By Raul Ramos y Sanchez
Many in the national media raised the alarm of a brewing “race war” between Blacks and Hispanics following a series of gang-related killings earlier this year in the Los Angeles area. Fueling the idea of discord between the nation’s two largest minority groups was the two-to-one preference among Hispanic voters for Hillary Clinton over Barrack Obama at the time. Even as the pundits issued their grave warnings (which no doubt helped sell newspapers and raise ratings), they seemed oblivious to truths many Latinos and Blacks understood.
First of all, you can’t have a “race war” when the opposing sides can be members of the same race. Fact is, throughout Latin America there are roughly 100 million Afro-Latinos. That compares to about 40 million African-Americans in the United States, by the way. In other words, the overwhelming majority of Black people in this hemisphere speak Spanish or Portuguese rather than English. And let’s not forget that Latinos can also be Caucasian, further complicating the media’s overly simplistic “black-brown” stereotypes. These facts, however, did not stop many news editors from fostering the illusion of a “racial conflict.”
Perhaps most telling, the depth of this alleged conflict was believed to be most severe by the people farthest removed from it: Non-Hispanic Whites. That’s right.

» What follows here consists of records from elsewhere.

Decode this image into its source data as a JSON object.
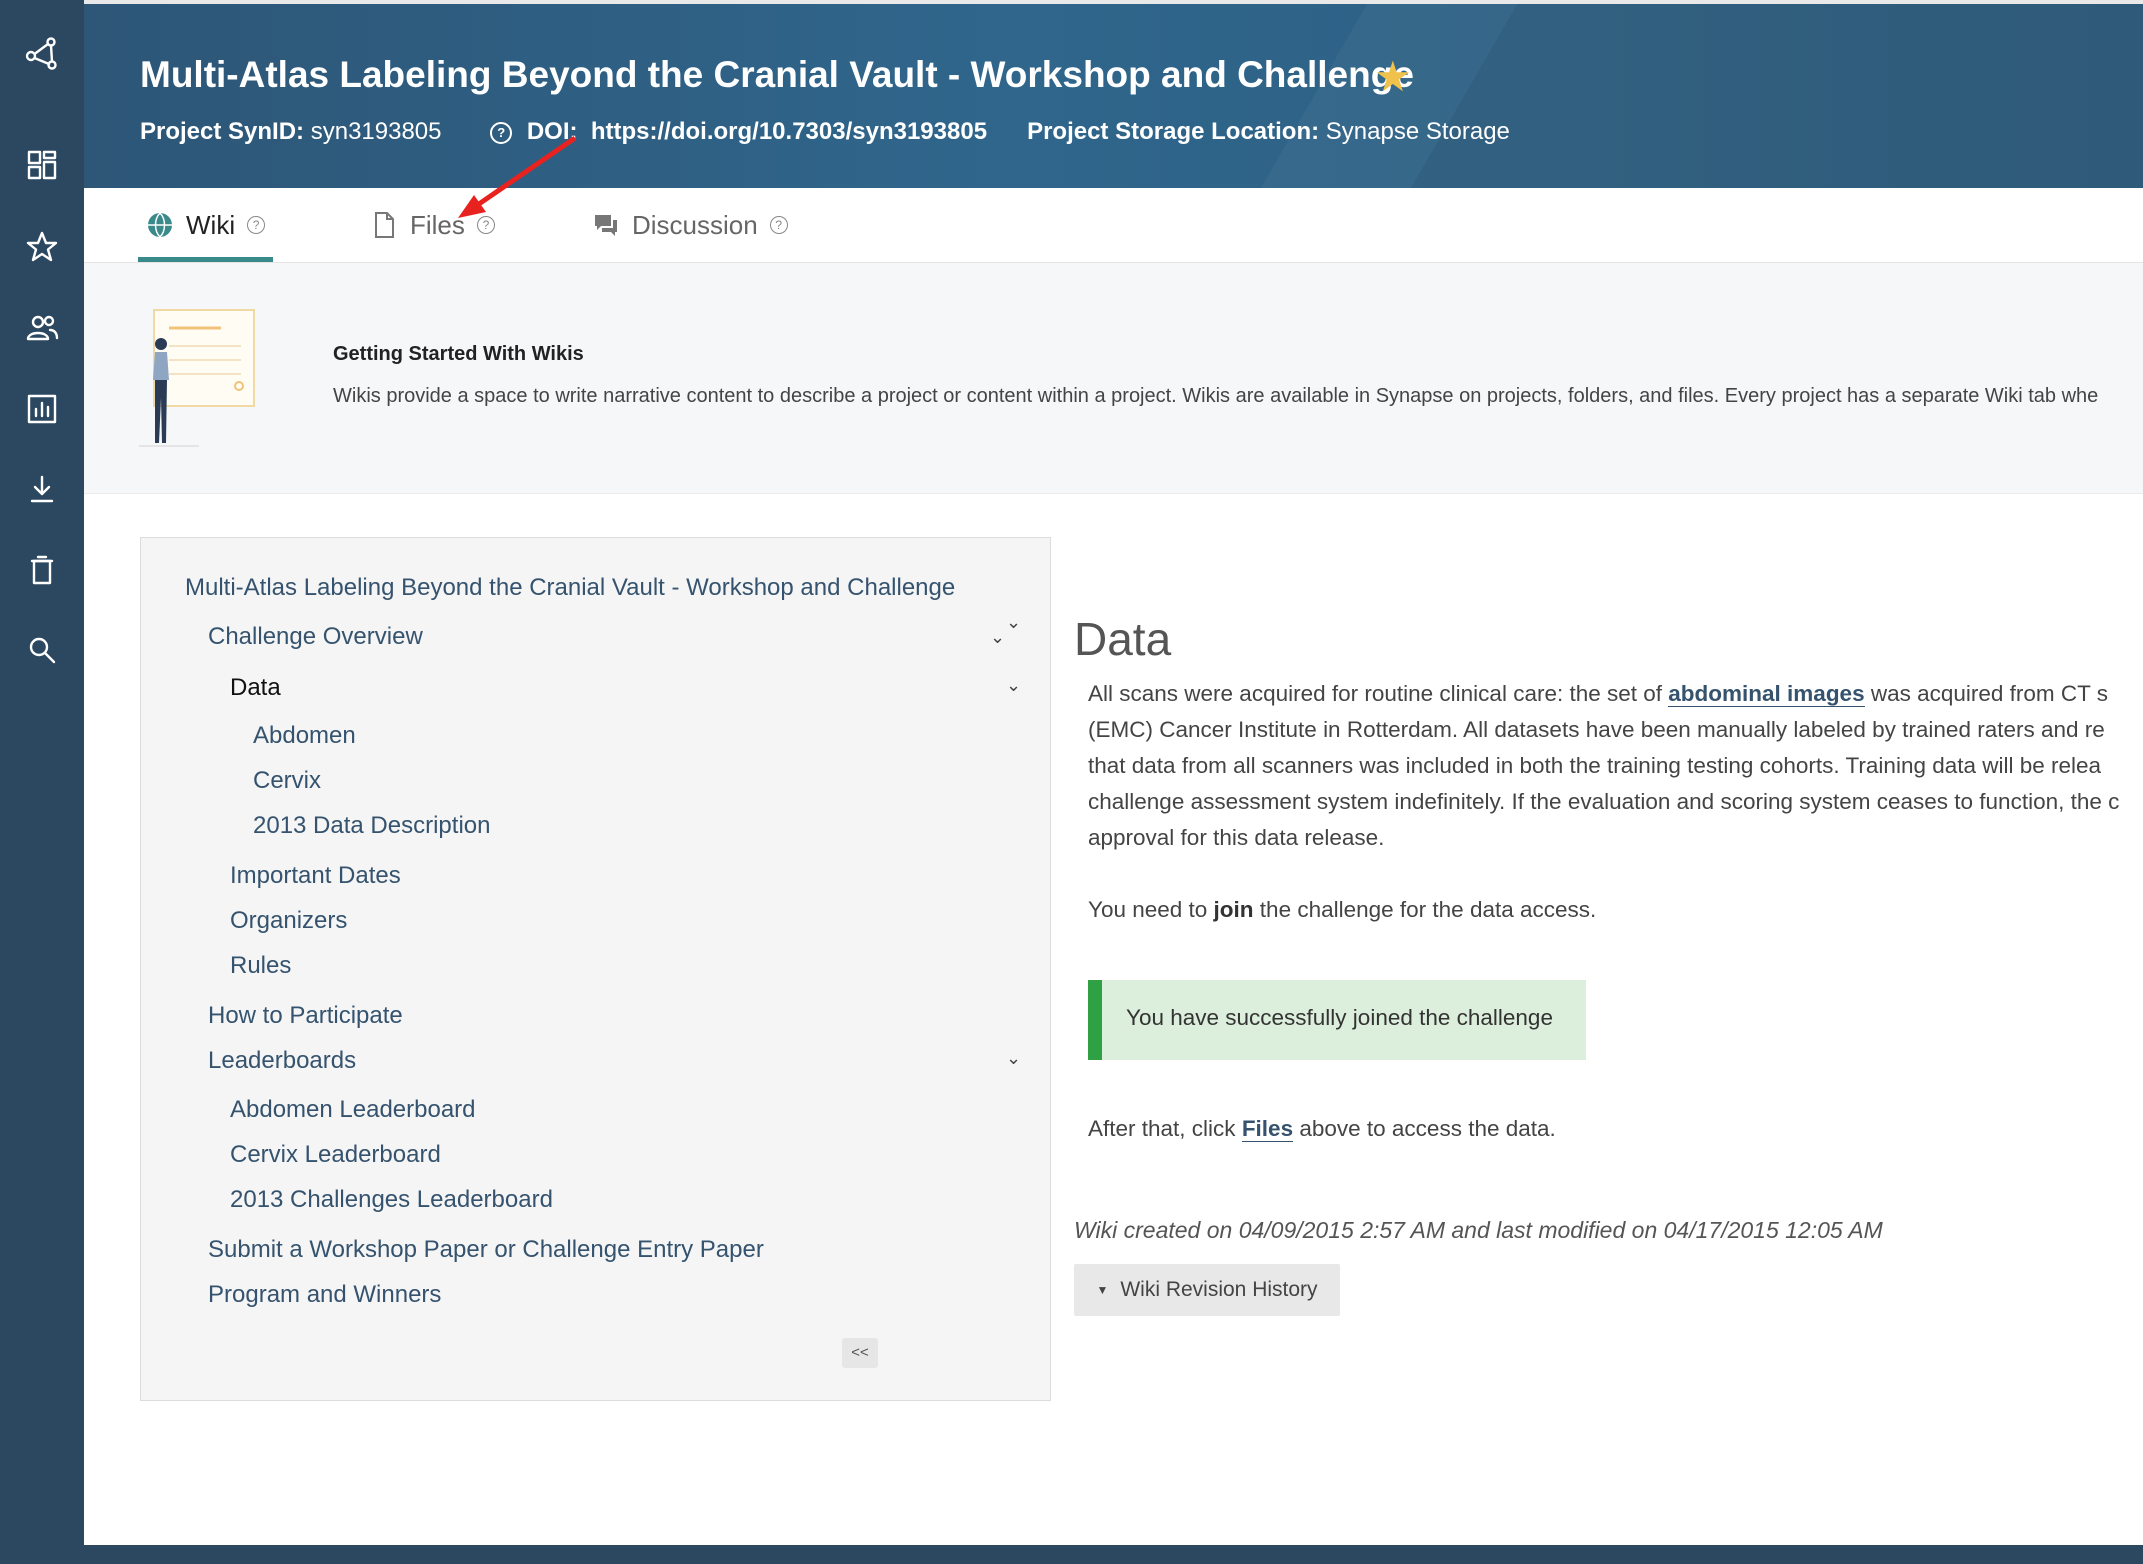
{
  "header": {
    "title": "Multi-Atlas Labeling Beyond the Cranial Vault - Workshop and Challenge",
    "synid_label": "Project SynID:",
    "synid_value": "syn3193805",
    "doi_label": "DOI:",
    "doi_value": "https://doi.org/10.7303/syn3193805",
    "storage_label": "Project Storage Location:",
    "storage_value": "Synapse Storage"
  },
  "rail": {
    "icons": [
      "synapse-logo-icon",
      "dashboard-icon",
      "favorites-star-icon",
      "teams-icon",
      "challenges-chart-icon",
      "download-icon",
      "trash-icon",
      "search-icon"
    ]
  },
  "tabs": [
    {
      "label": "Wiki",
      "icon": "globe-icon",
      "active": true
    },
    {
      "label": "Files",
      "icon": "file-icon",
      "active": false
    },
    {
      "label": "Discussion",
      "icon": "discussion-icon",
      "active": false
    }
  ],
  "banner": {
    "title": "Getting Started With Wikis",
    "text": "Wikis provide a space to write narrative content to describe a project or content within a project. Wikis are available in Synapse on projects, folders, and files. Every project has a separate Wiki tab whe"
  },
  "wiki_nav": {
    "root": "Multi-Atlas Labeling Beyond the Cranial Vault - Workshop and Challenge",
    "challenge_overview": "Challenge Overview",
    "data": "Data",
    "abdomen": "Abdomen",
    "cervix": "Cervix",
    "data_desc_2013": "2013 Data Description",
    "important_dates": "Important Dates",
    "organizers": "Organizers",
    "rules": "Rules",
    "how_to_participate": "How to Participate",
    "leaderboards": "Leaderboards",
    "abdomen_leaderboard": "Abdomen Leaderboard",
    "cervix_leaderboard": "Cervix Leaderboard",
    "challenges_leaderboard_2013": "2013 Challenges Leaderboard",
    "submit_paper": "Submit a Workshop Paper or Challenge Entry Paper",
    "program_winners": "Program and Winners",
    "collapse_label": "<<"
  },
  "content": {
    "heading": "Data",
    "line1_pre": "All scans were acquired for routine clinical care: the set of ",
    "line1_link": "abdominal images",
    "line1_post": " was acquired from CT s",
    "line2": "(EMC) Cancer Institute in Rotterdam. All datasets have been manually labeled by trained raters and re",
    "line3": "that data from all scanners was included in both the training testing cohorts. Training data will be relea",
    "line4": "challenge assessment system indefinitely. If the evaluation and scoring system ceases to function, the c",
    "line5": "approval for this data release.",
    "join_pre": "You need to ",
    "join_bold": "join",
    "join_post": " the challenge for the data access.",
    "success_msg": "You have successfully joined the challenge",
    "after_pre": "After that, click ",
    "after_link": "Files",
    "after_post": " above to access the data.",
    "created": "Wiki created on  04/09/2015 2:57 AM  and last modified on  04/17/2015 12:05 AM",
    "revision_button": "Wiki Revision History"
  },
  "colors": {
    "rail": "#2c4760",
    "header": "#30668c",
    "star": "#f0c24b",
    "link": "#35536e",
    "success_bar": "#2fa043",
    "annotation_arrow": "#e8231f"
  }
}
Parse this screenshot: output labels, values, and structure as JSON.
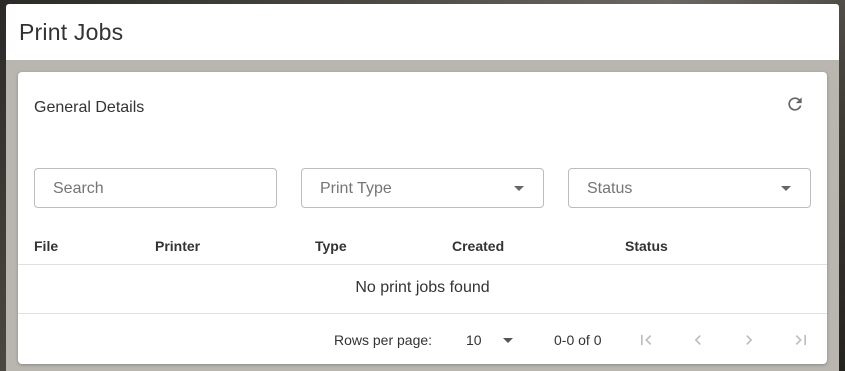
{
  "header": {
    "title": "Print Jobs"
  },
  "card": {
    "title": "General Details",
    "refresh_icon": "refresh-icon"
  },
  "filters": {
    "search_placeholder": "Search",
    "print_type_label": "Print Type",
    "status_label": "Status"
  },
  "table": {
    "columns": [
      "File",
      "Printer",
      "Type",
      "Created",
      "Status"
    ],
    "rows": [],
    "empty_message": "No print jobs found"
  },
  "pagination": {
    "rows_per_page_label": "Rows per page:",
    "rows_per_page_value": "10",
    "range_text": "0-0 of 0",
    "icons": [
      "first-page-icon",
      "previous-page-icon",
      "next-page-icon",
      "last-page-icon"
    ]
  },
  "colors": {
    "header_bg": "#ffffff",
    "text": "#333333",
    "icon": "#666666",
    "disabled_icon": "#bdbdbd"
  }
}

A recent Gallup poll showed that roughly 50% of Anglos across the U.S. believed relations between Blacks and Hispanics are “bad.” Meanwhile, 60% of Blacks reported their relations with Hispanics as being “good.” Among Hispanics, 67% felt relations with Blacks were “good.” Clearly, the media’s doom and gloom scenarios have created a falsely negative perception among Non-Hispanic Whites, most of who unquestioningly accept the “black-brown” media stereotypes foisted upon them.
Further evidence dispelling the hyped-up Black-Hispanic conflict comes from a recent political poll. With Hillary Clinton out of the race for the Democratic nomination, Hispanic voters have switched their allegiance from Clinton to Obama. Hispanics now favor Obama over McCain by the same two-to-one margin they once gave Clinton. Faced with a choice between a Democrat and a Republican, the alleged Hispanic bias against Blacks simply evaporated.
Even as we watch the false perception of a Black-Hispanic conflict crumble, it’s important to remember the many other myths the media still perpetuates about Latinos. A prime example is the absurd and dangerous assumption that all Hispanics across the nation vote as a single bloc. But that’s a discussion for another day. The question to ask ourselves today is this: Who really stands to gain from a Black-Hispanic conflict?